The show—or at least, the dress rehearsal—seems to me like chaos. The good kind of chaos, though. The kind where there’s so much going around that I don’t even know where to begin to look. It’s the kind of chaos definitive of this weekend: Spring Fling. And though Fling itself is now a one–day event on Saturday, festivities have already begun. And what better way to nap and rally through the good chaos of a weekend than by hitting up a midnight showing of an award–winning musical? The show I’m talking about is, of course, Pippin. This weekend, Quadramics Theater Co. “Q” is bringing back its annual midnight show, this time with its rendition of the 2013 Broadway revival of the 1972 musical.
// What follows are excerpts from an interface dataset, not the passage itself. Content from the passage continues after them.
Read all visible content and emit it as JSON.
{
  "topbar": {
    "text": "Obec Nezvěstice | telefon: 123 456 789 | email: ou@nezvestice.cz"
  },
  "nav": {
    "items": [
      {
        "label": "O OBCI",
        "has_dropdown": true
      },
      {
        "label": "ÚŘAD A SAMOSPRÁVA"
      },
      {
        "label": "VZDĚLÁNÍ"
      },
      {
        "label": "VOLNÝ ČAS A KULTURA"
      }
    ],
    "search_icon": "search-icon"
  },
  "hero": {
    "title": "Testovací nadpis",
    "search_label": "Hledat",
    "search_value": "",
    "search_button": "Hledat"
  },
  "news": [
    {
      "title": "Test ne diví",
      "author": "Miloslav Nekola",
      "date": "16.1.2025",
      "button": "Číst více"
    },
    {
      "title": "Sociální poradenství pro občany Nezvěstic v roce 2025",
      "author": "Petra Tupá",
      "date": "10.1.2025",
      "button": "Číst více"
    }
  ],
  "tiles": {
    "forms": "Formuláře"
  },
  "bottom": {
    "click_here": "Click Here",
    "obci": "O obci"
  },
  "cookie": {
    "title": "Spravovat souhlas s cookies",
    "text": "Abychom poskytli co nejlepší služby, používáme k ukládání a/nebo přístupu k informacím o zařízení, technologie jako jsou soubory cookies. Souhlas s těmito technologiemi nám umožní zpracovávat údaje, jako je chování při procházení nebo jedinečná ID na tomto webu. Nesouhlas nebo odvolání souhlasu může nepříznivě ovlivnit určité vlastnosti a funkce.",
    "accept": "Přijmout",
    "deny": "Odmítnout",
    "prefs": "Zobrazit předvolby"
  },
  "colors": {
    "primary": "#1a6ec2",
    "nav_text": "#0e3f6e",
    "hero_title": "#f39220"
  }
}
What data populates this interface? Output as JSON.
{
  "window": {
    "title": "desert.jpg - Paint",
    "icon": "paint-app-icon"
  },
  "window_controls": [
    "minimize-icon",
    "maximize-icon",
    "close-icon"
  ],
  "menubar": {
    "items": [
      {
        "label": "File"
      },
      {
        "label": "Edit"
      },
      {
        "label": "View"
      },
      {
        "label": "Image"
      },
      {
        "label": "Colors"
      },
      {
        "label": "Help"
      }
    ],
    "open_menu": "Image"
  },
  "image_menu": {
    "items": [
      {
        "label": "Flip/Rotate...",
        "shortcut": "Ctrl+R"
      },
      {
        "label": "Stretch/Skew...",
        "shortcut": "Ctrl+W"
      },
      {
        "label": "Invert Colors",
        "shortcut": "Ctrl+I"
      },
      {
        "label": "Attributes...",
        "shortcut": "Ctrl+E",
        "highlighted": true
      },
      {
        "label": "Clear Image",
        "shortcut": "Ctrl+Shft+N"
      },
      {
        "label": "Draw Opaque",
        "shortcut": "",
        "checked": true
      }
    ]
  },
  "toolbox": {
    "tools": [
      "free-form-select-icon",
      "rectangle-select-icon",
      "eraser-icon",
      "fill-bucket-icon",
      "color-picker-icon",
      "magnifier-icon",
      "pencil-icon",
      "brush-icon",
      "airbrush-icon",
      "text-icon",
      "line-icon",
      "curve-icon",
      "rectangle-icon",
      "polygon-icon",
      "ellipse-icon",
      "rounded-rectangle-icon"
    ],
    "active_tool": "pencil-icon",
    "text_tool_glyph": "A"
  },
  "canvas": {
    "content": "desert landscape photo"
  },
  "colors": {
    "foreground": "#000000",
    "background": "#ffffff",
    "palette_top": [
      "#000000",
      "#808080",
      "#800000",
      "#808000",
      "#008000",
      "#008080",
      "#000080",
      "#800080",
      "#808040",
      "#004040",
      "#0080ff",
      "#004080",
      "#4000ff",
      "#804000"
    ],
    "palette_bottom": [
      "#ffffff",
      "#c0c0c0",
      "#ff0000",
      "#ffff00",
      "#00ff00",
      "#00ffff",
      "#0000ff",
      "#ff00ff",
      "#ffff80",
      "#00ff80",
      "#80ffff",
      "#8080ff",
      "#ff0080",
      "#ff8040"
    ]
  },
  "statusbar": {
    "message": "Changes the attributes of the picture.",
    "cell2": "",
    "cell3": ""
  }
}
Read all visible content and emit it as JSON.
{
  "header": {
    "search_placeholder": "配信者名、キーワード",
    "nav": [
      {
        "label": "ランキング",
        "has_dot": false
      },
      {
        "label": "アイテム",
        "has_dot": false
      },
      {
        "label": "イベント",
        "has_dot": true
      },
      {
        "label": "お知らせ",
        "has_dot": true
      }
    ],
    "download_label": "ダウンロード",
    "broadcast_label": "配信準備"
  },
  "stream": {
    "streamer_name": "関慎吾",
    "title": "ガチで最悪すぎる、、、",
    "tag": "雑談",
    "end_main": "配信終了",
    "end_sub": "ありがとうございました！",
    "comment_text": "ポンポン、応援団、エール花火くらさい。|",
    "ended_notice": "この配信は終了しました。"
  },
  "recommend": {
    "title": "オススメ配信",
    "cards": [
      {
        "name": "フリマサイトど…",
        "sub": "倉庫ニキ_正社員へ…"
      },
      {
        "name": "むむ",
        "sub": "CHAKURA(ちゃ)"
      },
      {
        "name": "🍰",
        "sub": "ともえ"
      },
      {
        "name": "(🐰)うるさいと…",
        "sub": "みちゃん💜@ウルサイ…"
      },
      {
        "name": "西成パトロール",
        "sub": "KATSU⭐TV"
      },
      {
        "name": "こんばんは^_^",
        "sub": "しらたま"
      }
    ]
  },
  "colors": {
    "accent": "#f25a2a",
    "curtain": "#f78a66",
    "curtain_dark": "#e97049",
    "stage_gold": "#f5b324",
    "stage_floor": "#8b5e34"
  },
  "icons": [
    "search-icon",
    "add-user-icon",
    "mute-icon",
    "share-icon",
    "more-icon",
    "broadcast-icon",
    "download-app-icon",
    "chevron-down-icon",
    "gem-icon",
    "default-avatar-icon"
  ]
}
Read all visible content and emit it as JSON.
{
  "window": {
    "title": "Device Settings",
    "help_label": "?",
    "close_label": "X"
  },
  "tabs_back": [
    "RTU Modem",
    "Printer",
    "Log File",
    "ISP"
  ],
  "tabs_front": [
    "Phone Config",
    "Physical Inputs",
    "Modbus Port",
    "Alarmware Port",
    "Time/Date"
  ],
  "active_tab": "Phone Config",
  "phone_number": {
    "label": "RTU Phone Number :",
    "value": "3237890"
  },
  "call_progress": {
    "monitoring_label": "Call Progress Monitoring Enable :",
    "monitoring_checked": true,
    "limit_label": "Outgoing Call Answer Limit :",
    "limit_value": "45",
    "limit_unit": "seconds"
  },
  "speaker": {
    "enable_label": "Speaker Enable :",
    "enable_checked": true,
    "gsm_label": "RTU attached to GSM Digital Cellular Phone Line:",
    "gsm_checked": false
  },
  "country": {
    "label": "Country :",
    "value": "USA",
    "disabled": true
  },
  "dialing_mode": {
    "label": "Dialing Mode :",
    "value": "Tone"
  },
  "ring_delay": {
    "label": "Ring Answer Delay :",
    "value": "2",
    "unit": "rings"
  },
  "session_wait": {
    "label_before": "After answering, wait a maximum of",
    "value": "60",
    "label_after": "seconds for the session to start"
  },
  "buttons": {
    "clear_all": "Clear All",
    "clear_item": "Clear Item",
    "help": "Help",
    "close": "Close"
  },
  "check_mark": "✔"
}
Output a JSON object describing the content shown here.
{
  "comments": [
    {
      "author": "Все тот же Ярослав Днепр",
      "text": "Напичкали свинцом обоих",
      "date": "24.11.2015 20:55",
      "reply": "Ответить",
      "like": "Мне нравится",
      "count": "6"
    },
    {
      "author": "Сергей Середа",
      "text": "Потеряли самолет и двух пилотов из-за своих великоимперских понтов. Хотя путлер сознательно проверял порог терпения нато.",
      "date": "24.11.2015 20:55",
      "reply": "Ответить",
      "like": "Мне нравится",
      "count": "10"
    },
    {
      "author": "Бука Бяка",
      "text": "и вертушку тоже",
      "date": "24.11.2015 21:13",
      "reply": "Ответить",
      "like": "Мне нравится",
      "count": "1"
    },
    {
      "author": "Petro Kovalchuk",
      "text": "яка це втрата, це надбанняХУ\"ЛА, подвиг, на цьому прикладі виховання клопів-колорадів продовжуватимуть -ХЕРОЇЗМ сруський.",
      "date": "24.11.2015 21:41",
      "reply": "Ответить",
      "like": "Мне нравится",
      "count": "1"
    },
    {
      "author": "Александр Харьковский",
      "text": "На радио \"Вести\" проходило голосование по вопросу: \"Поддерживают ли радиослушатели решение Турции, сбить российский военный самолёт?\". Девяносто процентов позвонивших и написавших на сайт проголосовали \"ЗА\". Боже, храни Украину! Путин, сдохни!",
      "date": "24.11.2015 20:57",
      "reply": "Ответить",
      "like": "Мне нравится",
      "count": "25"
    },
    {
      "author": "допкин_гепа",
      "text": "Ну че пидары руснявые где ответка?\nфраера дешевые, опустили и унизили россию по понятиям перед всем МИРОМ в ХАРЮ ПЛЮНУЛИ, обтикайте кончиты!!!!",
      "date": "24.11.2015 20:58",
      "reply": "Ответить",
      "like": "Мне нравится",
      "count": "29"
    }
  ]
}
Set in the medieval times under the Roman Empire, the show follows Pippin, a young, angsty prince on his search for meaning, his story narrated by a mysterious performance troupe. On the left of the stage is a full orchestra playing what sounds to me like carnival music. Actors and actresses and dancers and singers (they do it all) are performing center stage. The Leading Player, the character who leads the troupe, says—no, sings—no, uses her angelic voice to form the words—“Glory,” scaling up and down the octaves.
As the lights dim, the oboe begins to tune, joined in by the rest of the orchestra. The Leading Player comes out. “Join us,” she sings. It’s an interactive show and not one that confines its interactions to the stage. Glued to my seat, I join in and am taken on a roller coaster of emotions. I smile. I laugh. I hurt. I’m normally not a theater person, but Pippin is different. It’s different in that it’s chaotically meaningful; there’s so many emotions to feel, so many things to see, and so much talent to follow, but it all comes together to make sense.
The second most impressive part of all this is that it’s entirely student–run. From the lively, upbeat music to the gray cobblestone set to the blue and yellow corset, all of it was designed by students.
To prepare for this show, all those involved—the actors/actresses, the tech and sound, and the designers—barely attend Fling themselves. But that’s not to say there’s no fun in it for them; there’s a reason they have a show at midnight Fling weekend. That one is the most fun. “Some go a little crazier. Last semester, the leads just started making out. We let them have fun with it!” says Sabina Lowitt (C ’20), producer of the show.
That’s not to say the fun of the show takes anything away from the meaning. Pippin is largely about a character finding his fulfillment, whether that means happiness or success. As I was watching it, it fed into my own constant stream of existential and identity crises. It’s a problem that many of us here at Penn struggle with. In choosing the musical, the chair of Q and director of Pippin, Shailly Pandey (C ’18), explains, “I want to go to medical school, and I just found myself putting unreasonable amounts of pressure on myself. So I was like, ‘Hey, maybe I should take a second to enjoy myself.’ And this show captures that.” But the heavy message is entangled with the accompanying song and dance, which add a much lighter mood to the show.
The show is at once beautiful and funny. If anything, let this be your one break during this weekend of debauchery.
Pippin opens Thursday at the Iron Gate Theater at 8:30 p.m. and will also show Friday at 6:30 p.m. and 11:59 p.m., and Saturday at 7:00 p.m. Tickets are sold here and on Locust.